_WORK REQUEST_:
Copy each line of the entries that contains the word "shield".

_Items from an interface collection_:
============================================================
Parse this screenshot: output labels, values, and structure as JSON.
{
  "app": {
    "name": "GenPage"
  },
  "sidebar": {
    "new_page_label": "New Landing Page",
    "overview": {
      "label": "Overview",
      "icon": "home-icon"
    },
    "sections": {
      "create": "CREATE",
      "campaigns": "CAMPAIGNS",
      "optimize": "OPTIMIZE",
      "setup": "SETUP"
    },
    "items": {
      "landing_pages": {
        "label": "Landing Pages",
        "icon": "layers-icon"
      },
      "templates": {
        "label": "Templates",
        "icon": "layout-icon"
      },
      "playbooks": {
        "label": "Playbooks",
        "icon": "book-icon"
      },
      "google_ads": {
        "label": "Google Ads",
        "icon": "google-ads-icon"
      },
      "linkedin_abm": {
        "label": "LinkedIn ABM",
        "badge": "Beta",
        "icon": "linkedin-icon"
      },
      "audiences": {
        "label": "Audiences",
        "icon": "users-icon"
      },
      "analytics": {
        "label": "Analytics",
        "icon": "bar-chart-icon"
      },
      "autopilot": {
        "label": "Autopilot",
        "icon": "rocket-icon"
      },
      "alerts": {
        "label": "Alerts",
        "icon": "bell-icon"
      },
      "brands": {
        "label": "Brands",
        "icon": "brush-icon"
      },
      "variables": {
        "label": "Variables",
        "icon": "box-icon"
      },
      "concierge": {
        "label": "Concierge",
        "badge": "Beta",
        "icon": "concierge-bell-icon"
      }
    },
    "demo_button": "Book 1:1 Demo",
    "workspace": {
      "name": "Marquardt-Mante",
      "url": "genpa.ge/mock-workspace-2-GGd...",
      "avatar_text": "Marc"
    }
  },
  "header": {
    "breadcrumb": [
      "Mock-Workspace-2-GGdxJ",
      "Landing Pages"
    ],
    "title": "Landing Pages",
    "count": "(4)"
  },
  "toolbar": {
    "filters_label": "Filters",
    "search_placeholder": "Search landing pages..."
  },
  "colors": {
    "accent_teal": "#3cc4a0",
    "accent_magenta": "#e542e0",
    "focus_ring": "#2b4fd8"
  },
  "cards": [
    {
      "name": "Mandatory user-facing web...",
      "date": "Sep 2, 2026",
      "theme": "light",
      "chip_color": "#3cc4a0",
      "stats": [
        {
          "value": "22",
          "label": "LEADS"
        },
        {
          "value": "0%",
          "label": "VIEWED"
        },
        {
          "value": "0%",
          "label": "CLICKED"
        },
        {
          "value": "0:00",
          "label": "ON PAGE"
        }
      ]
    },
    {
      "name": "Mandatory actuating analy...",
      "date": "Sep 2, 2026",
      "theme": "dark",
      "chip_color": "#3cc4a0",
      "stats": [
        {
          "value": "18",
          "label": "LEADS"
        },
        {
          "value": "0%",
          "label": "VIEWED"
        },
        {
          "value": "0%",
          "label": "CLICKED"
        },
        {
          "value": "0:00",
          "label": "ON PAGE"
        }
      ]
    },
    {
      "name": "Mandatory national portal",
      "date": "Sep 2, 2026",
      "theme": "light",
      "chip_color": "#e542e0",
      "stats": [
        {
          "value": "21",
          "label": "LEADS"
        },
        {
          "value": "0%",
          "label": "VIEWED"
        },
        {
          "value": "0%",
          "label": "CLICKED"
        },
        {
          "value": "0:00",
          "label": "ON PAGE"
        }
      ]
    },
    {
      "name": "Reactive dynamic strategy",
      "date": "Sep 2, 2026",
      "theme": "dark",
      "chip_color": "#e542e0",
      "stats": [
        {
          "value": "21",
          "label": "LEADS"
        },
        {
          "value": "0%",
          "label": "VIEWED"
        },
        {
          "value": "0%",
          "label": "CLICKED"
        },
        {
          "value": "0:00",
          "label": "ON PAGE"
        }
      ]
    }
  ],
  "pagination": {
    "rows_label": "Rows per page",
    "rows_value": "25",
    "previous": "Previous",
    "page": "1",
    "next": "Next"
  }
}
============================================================
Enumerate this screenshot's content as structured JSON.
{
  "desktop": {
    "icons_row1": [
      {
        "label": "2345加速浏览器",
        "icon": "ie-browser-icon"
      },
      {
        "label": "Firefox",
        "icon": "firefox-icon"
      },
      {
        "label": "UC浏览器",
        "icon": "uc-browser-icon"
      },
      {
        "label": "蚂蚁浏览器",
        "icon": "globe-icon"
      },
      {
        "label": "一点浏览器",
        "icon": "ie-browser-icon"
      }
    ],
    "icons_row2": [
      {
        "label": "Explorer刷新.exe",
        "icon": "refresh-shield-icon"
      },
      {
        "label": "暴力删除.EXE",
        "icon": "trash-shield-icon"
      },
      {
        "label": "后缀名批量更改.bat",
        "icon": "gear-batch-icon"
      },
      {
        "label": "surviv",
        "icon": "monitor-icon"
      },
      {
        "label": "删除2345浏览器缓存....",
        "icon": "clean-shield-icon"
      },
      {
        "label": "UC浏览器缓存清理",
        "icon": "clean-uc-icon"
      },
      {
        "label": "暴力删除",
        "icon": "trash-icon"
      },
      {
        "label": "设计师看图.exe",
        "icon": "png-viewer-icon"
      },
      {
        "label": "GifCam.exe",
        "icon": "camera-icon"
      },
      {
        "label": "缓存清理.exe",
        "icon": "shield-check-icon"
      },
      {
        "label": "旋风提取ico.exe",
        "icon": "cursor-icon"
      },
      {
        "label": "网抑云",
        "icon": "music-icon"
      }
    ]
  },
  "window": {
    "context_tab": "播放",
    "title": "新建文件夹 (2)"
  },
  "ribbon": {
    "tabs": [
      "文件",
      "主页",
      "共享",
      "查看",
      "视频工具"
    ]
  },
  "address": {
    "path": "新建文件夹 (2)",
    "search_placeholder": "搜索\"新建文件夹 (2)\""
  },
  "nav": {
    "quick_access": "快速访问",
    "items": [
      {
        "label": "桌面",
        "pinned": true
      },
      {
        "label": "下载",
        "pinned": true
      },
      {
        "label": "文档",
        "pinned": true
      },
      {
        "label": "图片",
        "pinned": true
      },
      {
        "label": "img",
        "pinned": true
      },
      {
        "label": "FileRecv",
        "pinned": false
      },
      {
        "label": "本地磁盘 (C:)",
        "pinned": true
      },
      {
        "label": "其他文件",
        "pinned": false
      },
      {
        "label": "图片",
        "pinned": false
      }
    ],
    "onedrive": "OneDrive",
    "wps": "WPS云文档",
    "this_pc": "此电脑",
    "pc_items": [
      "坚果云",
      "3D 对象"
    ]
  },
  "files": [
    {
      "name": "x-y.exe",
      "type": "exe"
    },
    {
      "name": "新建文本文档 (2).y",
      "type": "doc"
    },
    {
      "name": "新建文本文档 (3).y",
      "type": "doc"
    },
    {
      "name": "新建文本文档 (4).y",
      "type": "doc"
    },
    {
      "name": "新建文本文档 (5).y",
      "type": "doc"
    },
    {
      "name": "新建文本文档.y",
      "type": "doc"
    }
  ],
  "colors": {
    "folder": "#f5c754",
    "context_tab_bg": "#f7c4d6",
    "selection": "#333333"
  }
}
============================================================
_EXERCISE RESULT_:
        "icon": "refresh-shield-icon"
        "icon": "trash-shield-icon"
        "icon": "clean-shield-icon"
        "icon": "shield-check-icon"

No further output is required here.